When I was a lad, we didn’t have much rubbish.
All our waste went one of several routes.
Leftover food went into the dog. Anything combustible went on the bonfire. Anything rottable [I can’t bear that word biodegradable – it reminds me of that fucking nancy Duncan Stewart] went on the compost heap. Milk bottles were left out for the milkman to take back. After that, there wasn’t much left. There would be the odd tin can or jam jar. A lot of those would be washed and used for cleaning paintbrushes or storing nails. The paltry pile that remained would go in the bin.
The bin men used to arrive in a small lorry with a sort of semi-cylindrical back. Doors used to slide up on the side and they would merrily chuck the bin contents in. There was none of your compressor stuff or hydraulics or anything like that. They didn’t need to compact the rubbish because there wasn’t that much.
The real ones were a bit bigger [and dirtier].
Another regular visitor to the road was the Pig Lady [Mary Harney’s mother?]. She was a large woman dressed in dirty grey and dirty blue who would be slumped up on her horse drawn cart and would slowly amble up the road. The horse had a bell around his neck so we could all hear her coming. Anyone who didn’t have a dog would bring out their buckets of leftover food and would chuck it in the cart for the pigs.
Nowadays, it’s all different.
For a start, we are weighed down with packaging that we don’t need. Tons of cellophane, boxes, cardboard, plastic, plastic and yet more plastic. You can’t buy a simple screw without getting a moxy load of plastic and cardboard to go with it. Nothing is returnable any more. Those of you who are foolish enough to abide by the non-bonfire law must be in real trouble. We now throw out about ten times more than we used to in the Old Days.
We have three bins. A black one and two green ones. One of the green ones is for paper and cardboard and the like, and the other is for glass.

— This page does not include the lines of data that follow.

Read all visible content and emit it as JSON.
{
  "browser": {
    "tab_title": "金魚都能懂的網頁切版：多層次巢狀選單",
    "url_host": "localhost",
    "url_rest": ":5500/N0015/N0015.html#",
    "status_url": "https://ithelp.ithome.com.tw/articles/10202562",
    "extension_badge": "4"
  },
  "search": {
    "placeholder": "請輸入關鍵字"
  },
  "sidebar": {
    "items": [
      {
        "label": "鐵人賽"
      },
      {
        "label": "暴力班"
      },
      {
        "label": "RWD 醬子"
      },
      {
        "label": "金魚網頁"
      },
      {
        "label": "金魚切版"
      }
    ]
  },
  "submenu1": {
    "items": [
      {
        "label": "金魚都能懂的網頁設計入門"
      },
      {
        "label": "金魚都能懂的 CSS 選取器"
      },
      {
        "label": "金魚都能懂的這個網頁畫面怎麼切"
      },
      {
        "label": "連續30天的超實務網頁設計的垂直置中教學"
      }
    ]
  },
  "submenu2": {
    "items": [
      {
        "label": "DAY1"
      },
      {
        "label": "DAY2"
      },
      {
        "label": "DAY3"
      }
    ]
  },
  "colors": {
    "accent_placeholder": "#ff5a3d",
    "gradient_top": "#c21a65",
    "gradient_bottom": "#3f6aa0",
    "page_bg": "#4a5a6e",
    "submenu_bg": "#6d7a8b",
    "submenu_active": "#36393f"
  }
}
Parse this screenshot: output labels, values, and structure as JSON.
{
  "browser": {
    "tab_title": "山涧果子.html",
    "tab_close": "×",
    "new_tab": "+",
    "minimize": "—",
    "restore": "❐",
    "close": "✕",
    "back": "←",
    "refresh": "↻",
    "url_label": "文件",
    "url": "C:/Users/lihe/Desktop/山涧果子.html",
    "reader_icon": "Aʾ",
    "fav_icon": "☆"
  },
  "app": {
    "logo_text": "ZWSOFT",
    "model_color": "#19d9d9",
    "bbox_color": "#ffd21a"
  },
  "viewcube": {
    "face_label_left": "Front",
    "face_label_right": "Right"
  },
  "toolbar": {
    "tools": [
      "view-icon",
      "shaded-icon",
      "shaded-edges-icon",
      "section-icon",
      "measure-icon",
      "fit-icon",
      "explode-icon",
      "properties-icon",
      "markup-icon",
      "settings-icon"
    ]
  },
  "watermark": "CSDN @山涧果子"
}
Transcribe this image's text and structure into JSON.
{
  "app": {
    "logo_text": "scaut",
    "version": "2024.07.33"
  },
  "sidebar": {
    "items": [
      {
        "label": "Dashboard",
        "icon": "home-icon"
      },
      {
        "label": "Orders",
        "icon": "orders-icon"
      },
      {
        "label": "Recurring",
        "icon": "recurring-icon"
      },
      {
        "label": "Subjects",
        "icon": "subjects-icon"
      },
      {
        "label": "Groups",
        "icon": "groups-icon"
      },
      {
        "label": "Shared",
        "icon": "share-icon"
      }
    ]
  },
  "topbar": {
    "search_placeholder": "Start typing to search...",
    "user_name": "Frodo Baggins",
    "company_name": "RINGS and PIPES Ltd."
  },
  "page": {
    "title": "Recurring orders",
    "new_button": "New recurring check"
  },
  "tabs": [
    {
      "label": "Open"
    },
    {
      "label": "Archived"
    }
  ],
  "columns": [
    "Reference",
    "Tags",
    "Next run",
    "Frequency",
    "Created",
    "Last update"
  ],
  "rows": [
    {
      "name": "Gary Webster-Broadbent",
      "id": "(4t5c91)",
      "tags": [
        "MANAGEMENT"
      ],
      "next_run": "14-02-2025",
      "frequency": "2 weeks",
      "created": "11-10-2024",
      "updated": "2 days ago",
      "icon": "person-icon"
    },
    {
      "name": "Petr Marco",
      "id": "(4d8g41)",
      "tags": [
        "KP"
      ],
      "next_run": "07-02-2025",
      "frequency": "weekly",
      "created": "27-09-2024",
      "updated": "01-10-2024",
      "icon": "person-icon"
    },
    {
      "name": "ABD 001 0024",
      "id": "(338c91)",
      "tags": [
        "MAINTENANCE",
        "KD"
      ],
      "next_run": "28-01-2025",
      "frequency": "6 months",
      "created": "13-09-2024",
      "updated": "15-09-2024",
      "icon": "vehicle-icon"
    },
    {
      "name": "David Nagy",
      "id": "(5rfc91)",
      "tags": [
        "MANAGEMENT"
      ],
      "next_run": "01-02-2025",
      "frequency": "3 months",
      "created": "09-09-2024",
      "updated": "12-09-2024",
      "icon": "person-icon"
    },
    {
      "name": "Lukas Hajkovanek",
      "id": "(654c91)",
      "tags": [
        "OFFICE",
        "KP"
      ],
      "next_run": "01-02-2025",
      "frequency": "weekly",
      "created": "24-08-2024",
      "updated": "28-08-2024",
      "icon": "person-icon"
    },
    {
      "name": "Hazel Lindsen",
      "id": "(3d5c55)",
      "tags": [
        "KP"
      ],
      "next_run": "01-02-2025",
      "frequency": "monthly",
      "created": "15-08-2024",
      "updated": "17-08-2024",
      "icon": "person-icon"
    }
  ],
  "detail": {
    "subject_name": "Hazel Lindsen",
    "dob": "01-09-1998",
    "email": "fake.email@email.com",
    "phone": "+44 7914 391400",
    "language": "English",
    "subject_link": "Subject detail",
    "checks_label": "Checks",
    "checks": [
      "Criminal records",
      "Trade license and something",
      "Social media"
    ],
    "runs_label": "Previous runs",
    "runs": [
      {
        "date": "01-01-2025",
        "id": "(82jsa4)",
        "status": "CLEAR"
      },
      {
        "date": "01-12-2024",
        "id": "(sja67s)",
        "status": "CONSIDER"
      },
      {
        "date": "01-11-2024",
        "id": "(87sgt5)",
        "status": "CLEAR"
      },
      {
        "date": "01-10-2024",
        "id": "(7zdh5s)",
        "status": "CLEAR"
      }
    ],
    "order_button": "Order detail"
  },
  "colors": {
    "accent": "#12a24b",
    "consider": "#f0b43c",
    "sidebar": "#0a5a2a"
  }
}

But when you think about it, you don’t buy much glass these days? Maybe the odd jam jar or bottle of olive oil but everything else comes in fucking plastic. Except of course for booze. Wine and spirits still come in glass bottles so that must be what the extra green bin is for.
I have never put out my glass bin. When I am finished drinking my spirits or my stout, I just hand the glass back to the barman to be refilled.
They call around every few weeks to collect the glass bins. You can tell it’s glass bin day by the racket which can be heard from about a mile away.
And I will tell you one thing.
There are a hell of a lot of serious alcoholics in my area.